Example 2 – Recognizing Values, a core topic in Leadership Skills

Learning outcome: Recognition of the importance of taking account of differences in value systems and personality types and awareness of the most commonly referenced frameworks for characterizing these differences, including the identified concepts. (The identified concepts include: Concept Creep; Haidt’s 6 Innate Moral Foundations; Intrinsic Motivation; Motivation; Myers-Briggs Personality Type Indicator (MBTI).)

  • Students could demonstrate B- level comprehension of the role played by values in public policy and management by achieving 80% to 89% on Concept Comprehension Questions (without access to reference material) of the meaning of all the core concepts and terms associated with this topic (e.g.,
  • Students could demonstrate B level comprehension of the role played by values in public policy and management by achieving 90% to 100% on Concept Comprehension Questions (without access to reference material) of the meaning of all the core concepts and terms associated with this topic.
  • Students could demonstrate B+ level comprehension of the role played by values in public policy and management by being able to write (without access to reference material) a coherent one-sentence definition for 90% of the core concepts and terms associated with this topic.
  • Students could demonstrate A-, A, or A+ level comprehension of the role played by values in public policy and management through two-page-essay responses to questions such as:
  1. Summarize the survey findings on gender differences in Haidt’s 6 Innate Moral Foundations and Myers-Briggs Personality Type Indicator (MBTI), and describe how you think this might influence gender differences in styles of leadership such as Lewin’s 3 Leadership Styles.
  2. Critique Jonathan Haidt’s claim (The Most Dangerous Creep On Campus (http://heterodoxacademy.org/2016/04/09/the-most-dangerous-creep/) that innate moral foundations help to explain recent university policies in a number of areas such as trigger warnings, and comment on the extent to which the claim may be relevant for regulation making in government.
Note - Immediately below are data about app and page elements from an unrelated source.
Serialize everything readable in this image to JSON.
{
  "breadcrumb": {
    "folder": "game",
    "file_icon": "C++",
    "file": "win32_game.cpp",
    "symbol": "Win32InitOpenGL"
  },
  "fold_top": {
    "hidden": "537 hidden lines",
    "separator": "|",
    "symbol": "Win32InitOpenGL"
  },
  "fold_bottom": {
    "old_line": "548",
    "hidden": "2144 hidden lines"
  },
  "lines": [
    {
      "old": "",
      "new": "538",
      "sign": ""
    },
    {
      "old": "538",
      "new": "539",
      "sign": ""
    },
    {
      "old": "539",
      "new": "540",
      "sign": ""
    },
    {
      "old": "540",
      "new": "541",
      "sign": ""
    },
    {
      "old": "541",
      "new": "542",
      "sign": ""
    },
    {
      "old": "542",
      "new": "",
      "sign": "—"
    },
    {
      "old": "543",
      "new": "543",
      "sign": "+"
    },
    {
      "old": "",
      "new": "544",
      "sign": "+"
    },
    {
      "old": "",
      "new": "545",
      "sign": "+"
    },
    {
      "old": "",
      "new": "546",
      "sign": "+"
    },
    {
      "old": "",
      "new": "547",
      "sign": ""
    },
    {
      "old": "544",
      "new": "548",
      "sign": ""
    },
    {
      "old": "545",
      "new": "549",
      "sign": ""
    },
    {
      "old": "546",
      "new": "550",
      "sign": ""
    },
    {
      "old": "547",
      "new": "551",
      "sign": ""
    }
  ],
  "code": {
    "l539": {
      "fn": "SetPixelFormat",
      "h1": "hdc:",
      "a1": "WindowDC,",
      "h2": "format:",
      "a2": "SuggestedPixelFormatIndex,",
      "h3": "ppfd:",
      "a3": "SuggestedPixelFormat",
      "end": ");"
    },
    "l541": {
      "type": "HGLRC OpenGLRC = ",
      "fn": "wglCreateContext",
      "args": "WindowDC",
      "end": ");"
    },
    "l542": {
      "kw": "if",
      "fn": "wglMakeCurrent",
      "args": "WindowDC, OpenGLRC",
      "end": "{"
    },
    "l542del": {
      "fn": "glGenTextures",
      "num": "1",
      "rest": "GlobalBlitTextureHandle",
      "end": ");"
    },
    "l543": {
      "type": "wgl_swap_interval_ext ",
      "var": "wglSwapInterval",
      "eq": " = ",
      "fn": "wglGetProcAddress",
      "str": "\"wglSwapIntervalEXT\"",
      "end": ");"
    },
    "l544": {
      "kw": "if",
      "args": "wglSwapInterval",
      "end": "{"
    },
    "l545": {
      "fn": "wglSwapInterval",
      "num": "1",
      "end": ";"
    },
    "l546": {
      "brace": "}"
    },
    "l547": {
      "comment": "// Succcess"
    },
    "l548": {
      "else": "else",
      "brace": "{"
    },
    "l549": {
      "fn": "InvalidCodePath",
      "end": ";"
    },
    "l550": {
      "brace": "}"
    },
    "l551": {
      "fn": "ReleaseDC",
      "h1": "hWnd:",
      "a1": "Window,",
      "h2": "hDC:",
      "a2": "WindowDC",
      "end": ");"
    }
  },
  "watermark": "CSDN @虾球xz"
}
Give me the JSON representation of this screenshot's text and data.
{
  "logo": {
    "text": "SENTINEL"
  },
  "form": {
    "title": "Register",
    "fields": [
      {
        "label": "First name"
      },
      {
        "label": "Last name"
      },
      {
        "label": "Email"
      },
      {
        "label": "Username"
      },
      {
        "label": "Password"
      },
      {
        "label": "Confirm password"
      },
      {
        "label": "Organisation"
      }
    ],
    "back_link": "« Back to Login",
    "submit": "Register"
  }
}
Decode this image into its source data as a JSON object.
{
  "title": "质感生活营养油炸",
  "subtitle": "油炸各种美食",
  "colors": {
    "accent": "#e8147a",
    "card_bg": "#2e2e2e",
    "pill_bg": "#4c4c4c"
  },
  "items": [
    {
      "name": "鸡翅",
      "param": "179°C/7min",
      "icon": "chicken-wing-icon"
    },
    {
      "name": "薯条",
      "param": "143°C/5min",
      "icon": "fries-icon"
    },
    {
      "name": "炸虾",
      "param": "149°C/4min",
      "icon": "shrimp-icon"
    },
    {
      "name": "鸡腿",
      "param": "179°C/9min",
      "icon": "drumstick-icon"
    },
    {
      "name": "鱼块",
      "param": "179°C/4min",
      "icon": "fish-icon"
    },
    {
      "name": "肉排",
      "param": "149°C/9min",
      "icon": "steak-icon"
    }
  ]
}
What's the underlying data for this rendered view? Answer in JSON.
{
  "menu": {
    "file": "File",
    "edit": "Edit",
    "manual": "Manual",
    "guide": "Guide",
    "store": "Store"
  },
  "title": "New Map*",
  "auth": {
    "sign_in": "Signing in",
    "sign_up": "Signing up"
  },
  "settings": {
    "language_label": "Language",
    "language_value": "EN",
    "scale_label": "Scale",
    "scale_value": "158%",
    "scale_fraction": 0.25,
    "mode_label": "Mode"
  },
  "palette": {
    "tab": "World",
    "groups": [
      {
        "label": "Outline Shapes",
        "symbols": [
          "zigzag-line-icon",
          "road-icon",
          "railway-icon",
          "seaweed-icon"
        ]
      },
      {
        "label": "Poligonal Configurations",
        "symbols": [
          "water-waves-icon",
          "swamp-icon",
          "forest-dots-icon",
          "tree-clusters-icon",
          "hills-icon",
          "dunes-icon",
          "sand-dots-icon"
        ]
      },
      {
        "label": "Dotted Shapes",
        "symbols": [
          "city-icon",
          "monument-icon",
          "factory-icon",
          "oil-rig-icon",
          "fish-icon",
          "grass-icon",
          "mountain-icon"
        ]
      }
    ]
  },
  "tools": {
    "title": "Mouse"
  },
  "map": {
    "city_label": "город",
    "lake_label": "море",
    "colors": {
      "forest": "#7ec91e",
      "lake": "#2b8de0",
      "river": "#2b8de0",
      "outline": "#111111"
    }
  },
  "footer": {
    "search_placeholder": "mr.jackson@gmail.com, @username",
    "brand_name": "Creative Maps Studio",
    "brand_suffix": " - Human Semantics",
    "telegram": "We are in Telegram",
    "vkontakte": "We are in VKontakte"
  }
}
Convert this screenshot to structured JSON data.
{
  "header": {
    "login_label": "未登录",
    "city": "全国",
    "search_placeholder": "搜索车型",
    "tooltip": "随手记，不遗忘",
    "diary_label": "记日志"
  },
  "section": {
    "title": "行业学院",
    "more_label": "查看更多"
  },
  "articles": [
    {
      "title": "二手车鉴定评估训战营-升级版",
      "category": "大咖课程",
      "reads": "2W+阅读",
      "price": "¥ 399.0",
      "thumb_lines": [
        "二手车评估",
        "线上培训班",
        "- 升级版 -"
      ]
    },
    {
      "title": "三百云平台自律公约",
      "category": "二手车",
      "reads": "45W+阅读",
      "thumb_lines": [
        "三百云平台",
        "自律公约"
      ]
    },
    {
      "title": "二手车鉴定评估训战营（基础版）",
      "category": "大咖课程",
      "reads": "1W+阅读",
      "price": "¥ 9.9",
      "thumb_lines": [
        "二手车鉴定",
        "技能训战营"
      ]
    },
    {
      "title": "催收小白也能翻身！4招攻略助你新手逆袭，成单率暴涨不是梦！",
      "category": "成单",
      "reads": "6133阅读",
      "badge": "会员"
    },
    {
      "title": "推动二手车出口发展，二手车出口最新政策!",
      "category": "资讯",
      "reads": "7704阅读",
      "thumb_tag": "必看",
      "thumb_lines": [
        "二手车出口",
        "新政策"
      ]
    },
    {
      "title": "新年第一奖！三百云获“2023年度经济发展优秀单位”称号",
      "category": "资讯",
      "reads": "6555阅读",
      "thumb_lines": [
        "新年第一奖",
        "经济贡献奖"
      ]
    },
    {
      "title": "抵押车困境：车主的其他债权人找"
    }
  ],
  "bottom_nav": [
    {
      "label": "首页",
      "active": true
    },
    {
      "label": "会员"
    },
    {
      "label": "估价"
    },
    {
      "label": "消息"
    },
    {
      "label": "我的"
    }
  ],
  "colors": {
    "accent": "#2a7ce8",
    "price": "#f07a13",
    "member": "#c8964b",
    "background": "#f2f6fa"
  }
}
Page created by: Ian Clark, last modified 2 February 2017.

Images: AusTop Group, at http://www.austop.com.au/%E7%95%99%E5%AD%A6/2015-hsc%E7%B2%BE%E8%8B%B1%E8%BE%85%E5%AF%BC/, accessed 21 May 2016.